━━━━━ Input data ━━━━━

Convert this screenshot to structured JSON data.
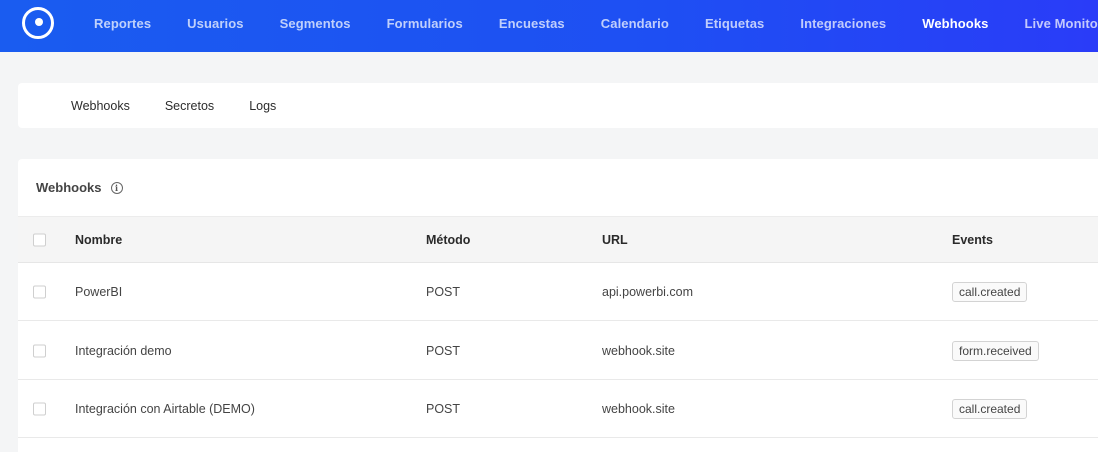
{
  "nav": {
    "logo": "logo-icon",
    "items": [
      {
        "label": "Reportes"
      },
      {
        "label": "Usuarios"
      },
      {
        "label": "Segmentos"
      },
      {
        "label": "Formularios"
      },
      {
        "label": "Encuestas"
      },
      {
        "label": "Calendario"
      },
      {
        "label": "Etiquetas"
      },
      {
        "label": "Integraciones"
      },
      {
        "label": "Webhooks"
      },
      {
        "label": "Live Monitor"
      }
    ],
    "active": "Webhooks"
  },
  "subtabs": [
    {
      "label": "Webhooks"
    },
    {
      "label": "Secretos"
    },
    {
      "label": "Logs"
    }
  ],
  "card": {
    "title": "Webhooks",
    "info_icon": "info-icon"
  },
  "table": {
    "headers": {
      "name": "Nombre",
      "method": "Método",
      "url": "URL",
      "events": "Events"
    },
    "rows": [
      {
        "name": "PowerBI",
        "method": "POST",
        "url": "api.powerbi.com",
        "event": "call.created"
      },
      {
        "name": "Integración demo",
        "method": "POST",
        "url": "webhook.site",
        "event": "form.received"
      },
      {
        "name": "Integración con Airtable (DEMO)",
        "method": "POST",
        "url": "webhook.site",
        "event": "call.created"
      }
    ]
  },
  "colors": {
    "topbar": "#1e4ff3",
    "page_bg": "#f4f5f6",
    "header_bg": "#f5f5f5"
  }
}
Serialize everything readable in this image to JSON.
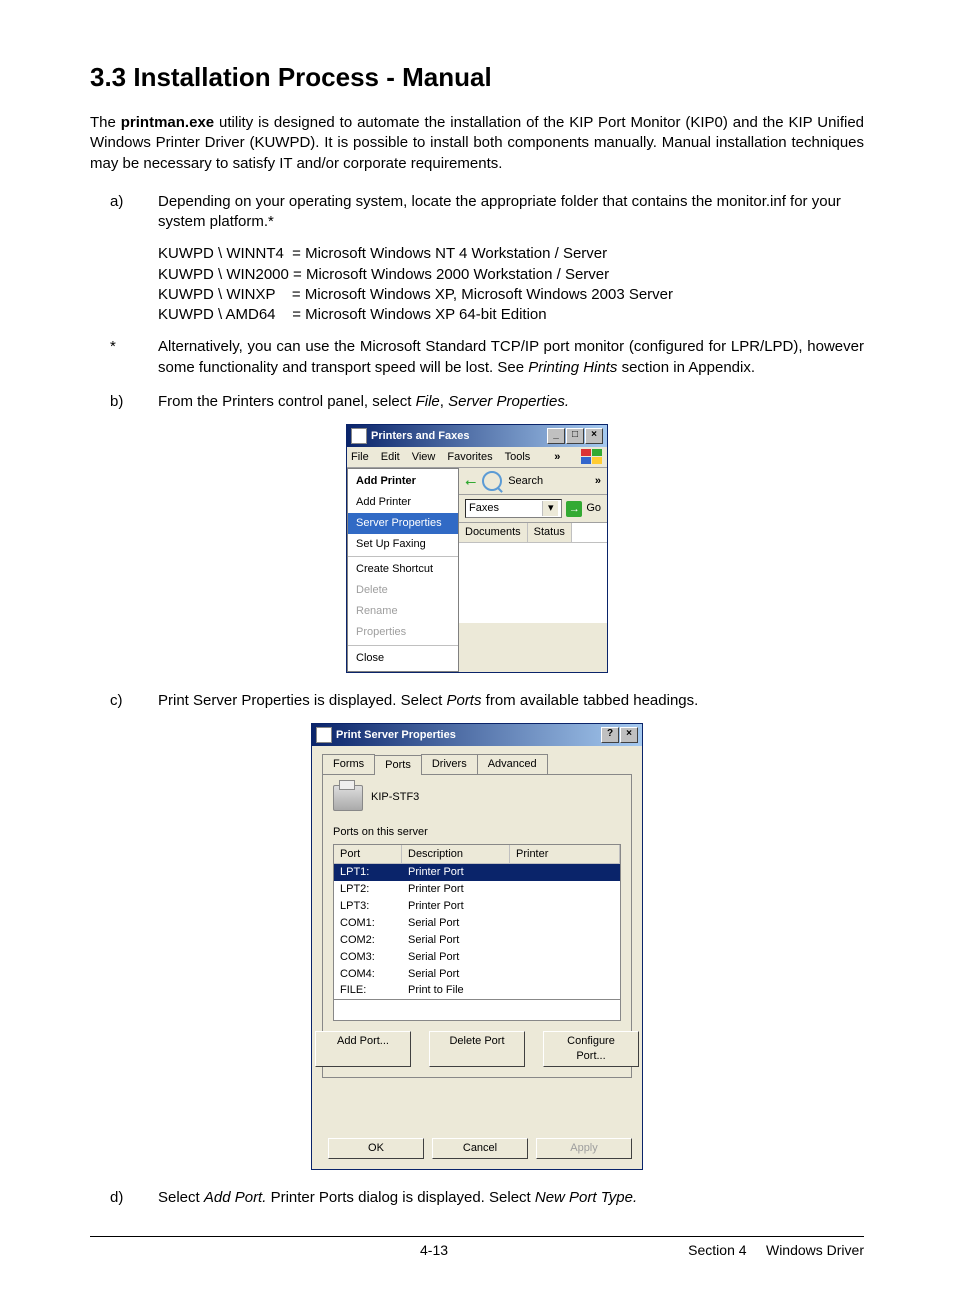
{
  "heading": "3.3 Installation Process - Manual",
  "intro_pre": "The ",
  "intro_bold": "printman.exe",
  "intro_post": " utility is designed to automate the installation of the KIP Port Monitor (KIP0) and the KIP Unified Windows Printer Driver (KUWPD). It is possible to install both components manually. Manual installation techniques may be necessary to satisfy IT and/or corporate requirements.",
  "item_a_label": "a)",
  "item_a_text": "Depending on your operating system, locate the appropriate folder that contains the monitor.inf for your system platform.*",
  "paths": "KUWPD \\ WINNT4  = Microsoft Windows NT 4 Workstation / Server\nKUWPD \\ WIN2000 = Microsoft Windows 2000 Workstation / Server\nKUWPD \\ WINXP    = Microsoft Windows XP, Microsoft Windows 2003 Server\nKUWPD \\ AMD64    = Microsoft Windows XP 64-bit Edition",
  "item_star_label": "*",
  "item_star_pre": "Alternatively, you can use the Microsoft Standard TCP/IP port monitor (configured for LPR/LPD), however some functionality and transport speed will be lost. See ",
  "item_star_italic": "Printing Hints",
  "item_star_post": " section in Appendix.",
  "item_b_label": "b)",
  "item_b_pre": "From the Printers control panel, select ",
  "item_b_i1": "File",
  "item_b_mid": ", ",
  "item_b_i2": "Server Properties.",
  "pf": {
    "title": "Printers and Faxes",
    "menus": [
      "File",
      "Edit",
      "View",
      "Favorites",
      "Tools"
    ],
    "more": "»",
    "search": "Search",
    "tb_more": "»",
    "addr_value": "Faxes",
    "go": "Go",
    "cols": [
      "Documents",
      "Status"
    ],
    "menu_hdr": "Add Printer",
    "menu_items": [
      {
        "t": "Add Printer",
        "cls": ""
      },
      {
        "t": "Server Properties",
        "cls": "sel"
      },
      {
        "t": "Set Up Faxing",
        "cls": ""
      },
      {
        "sep": true
      },
      {
        "t": "Create Shortcut",
        "cls": ""
      },
      {
        "t": "Delete",
        "cls": "dis"
      },
      {
        "t": "Rename",
        "cls": "dis"
      },
      {
        "t": "Properties",
        "cls": "dis"
      },
      {
        "sep": true
      },
      {
        "t": "Close",
        "cls": ""
      }
    ]
  },
  "item_c_label": "c)",
  "item_c_pre": "Print Server Properties is displayed. Select ",
  "item_c_italic": "Ports",
  "item_c_post": " from available tabbed headings.",
  "psp": {
    "title": "Print Server Properties",
    "tabs": [
      "Forms",
      "Ports",
      "Drivers",
      "Advanced"
    ],
    "server": "KIP-STF3",
    "ports_label": "Ports on this server",
    "headers": [
      "Port",
      "Description",
      "Printer"
    ],
    "rows": [
      {
        "p": "LPT1:",
        "d": "Printer Port",
        "sel": true
      },
      {
        "p": "LPT2:",
        "d": "Printer Port"
      },
      {
        "p": "LPT3:",
        "d": "Printer Port"
      },
      {
        "p": "COM1:",
        "d": "Serial Port"
      },
      {
        "p": "COM2:",
        "d": "Serial Port"
      },
      {
        "p": "COM3:",
        "d": "Serial Port"
      },
      {
        "p": "COM4:",
        "d": "Serial Port"
      },
      {
        "p": "FILE:",
        "d": "Print to File"
      }
    ],
    "btn_add": "Add Port...",
    "btn_del": "Delete Port",
    "btn_cfg": "Configure Port...",
    "btn_ok": "OK",
    "btn_cancel": "Cancel",
    "btn_apply": "Apply"
  },
  "item_d_label": "d)",
  "item_d_pre": "Select ",
  "item_d_i1": "Add Port.",
  "item_d_mid": " Printer Ports dialog is displayed. Select ",
  "item_d_i2": "New Port Type.",
  "footer_page": "4-13",
  "footer_section": "Section 4     Windows Driver"
}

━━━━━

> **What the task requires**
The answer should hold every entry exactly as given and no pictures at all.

> **Answer to this task**
Convert this screenshot to structured JSON data.
{
  "nav": {
    "logo": "logo-icon",
    "items": [
      {
        "label": "Reportes"
      },
      {
        "label": "Usuarios"
      },
      {
        "label": "Segmentos"
      },
      {
        "label": "Formularios"
      },
      {
        "label": "Encuestas"
      },
      {
        "label": "Calendario"
      },
      {
        "label": "Etiquetas"
      },
      {
        "label": "Integraciones"
      },
      {
        "label": "Webhooks"
      },
      {
        "label": "Live Monitor"
      }
    ],
    "active": "Webhooks"
  },
  "subtabs": [
    {
      "label": "Webhooks"
    },
    {
      "label": "Secretos"
    },
    {
      "label": "Logs"
    }
  ],
  "card": {
    "title": "Webhooks",
    "info_icon": "info-icon"
  },
  "table": {
    "headers": {
      "name": "Nombre",
      "method": "Método",
      "url": "URL",
      "events": "Events"
    },
    "rows": [
      {
        "name": "PowerBI",
        "method": "POST",
        "url": "api.powerbi.com",
        "event": "call.created"
      },
      {
        "name": "Integración demo",
        "method": "POST",
        "url": "webhook.site",
        "event": "form.received"
      },
      {
        "name": "Integración con Airtable (DEMO)",
        "method": "POST",
        "url": "webhook.site",
        "event": "call.created"
      }
    ]
  },
  "colors": {
    "topbar": "#1e4ff3",
    "page_bg": "#f4f5f6",
    "header_bg": "#f5f5f5"
  }
}
Serialize everything readable in this image to JSON.
{
  "heading": "3.3 Installation Process - Manual",
  "intro_pre": "The ",
  "intro_bold": "printman.exe",
  "intro_post": " utility is designed to automate the installation of the KIP Port Monitor (KIP0) and the KIP Unified Windows Printer Driver (KUWPD). It is possible to install both components manually. Manual installation techniques may be necessary to satisfy IT and/or corporate requirements.",
  "item_a_label": "a)",
  "item_a_text": "Depending on your operating system, locate the appropriate folder that contains the monitor.inf for your system platform.*",
  "paths": "KUWPD \\ WINNT4  = Microsoft Windows NT 4 Workstation / Server\nKUWPD \\ WIN2000 = Microsoft Windows 2000 Workstation / Server\nKUWPD \\ WINXP    = Microsoft Windows XP, Microsoft Windows 2003 Server\nKUWPD \\ AMD64    = Microsoft Windows XP 64-bit Edition",
  "item_star_label": "*",
  "item_star_pre": "Alternatively, you can use the Microsoft Standard TCP/IP port monitor (configured for LPR/LPD), however some functionality and transport speed will be lost. See ",
  "item_star_italic": "Printing Hints",
  "item_star_post": " section in Appendix.",
  "item_b_label": "b)",
  "item_b_pre": "From the Printers control panel, select ",
  "item_b_i1": "File",
  "item_b_mid": ", ",
  "item_b_i2": "Server Properties.",
  "pf": {
    "title": "Printers and Faxes",
    "menus": [
      "File",
      "Edit",
      "View",
      "Favorites",
      "Tools"
    ],
    "more": "»",
    "search": "Search",
    "tb_more": "»",
    "addr_value": "Faxes",
    "go": "Go",
    "cols": [
      "Documents",
      "Status"
    ],
    "menu_hdr": "Add Printer",
    "menu_items": [
      {
        "t": "Add Printer",
        "cls": ""
      },
      {
        "t": "Server Properties",
        "cls": "sel"
      },
      {
        "t": "Set Up Faxing",
        "cls": ""
      },
      {
        "sep": true
      },
      {
        "t": "Create Shortcut",
        "cls": ""
      },
      {
        "t": "Delete",
        "cls": "dis"
      },
      {
        "t": "Rename",
        "cls": "dis"
      },
      {
        "t": "Properties",
        "cls": "dis"
      },
      {
        "sep": true
      },
      {
        "t": "Close",
        "cls": ""
      }
    ]
  },
  "item_c_label": "c)",
  "item_c_pre": "Print Server Properties is displayed. Select ",
  "item_c_italic": "Ports",
  "item_c_post": " from available tabbed headings.",
  "psp": {
    "title": "Print Server Properties",
    "tabs": [
      "Forms",
      "Ports",
      "Drivers",
      "Advanced"
    ],
    "server": "KIP-STF3",
    "ports_label": "Ports on this server",
    "headers": [
      "Port",
      "Description",
      "Printer"
    ],
    "rows": [
      {
        "p": "LPT1:",
        "d": "Printer Port",
        "sel": true
      },
      {
        "p": "LPT2:",
        "d": "Printer Port"
      },
      {
        "p": "LPT3:",
        "d": "Printer Port"
      },
      {
        "p": "COM1:",
        "d": "Serial Port"
      },
      {
        "p": "COM2:",
        "d": "Serial Port"
      },
      {
        "p": "COM3:",
        "d": "Serial Port"
      },
      {
        "p": "COM4:",
        "d": "Serial Port"
      },
      {
        "p": "FILE:",
        "d": "Print to File"
      }
    ],
    "btn_add": "Add Port...",
    "btn_del": "Delete Port",
    "btn_cfg": "Configure Port...",
    "btn_ok": "OK",
    "btn_cancel": "Cancel",
    "btn_apply": "Apply"
  },
  "item_d_label": "d)",
  "item_d_pre": "Select ",
  "item_d_i1": "Add Port.",
  "item_d_mid": " Printer Ports dialog is displayed. Select ",
  "item_d_i2": "New Port Type.",
  "footer_page": "4-13",
  "footer_section": "Section 4     Windows Driver"
}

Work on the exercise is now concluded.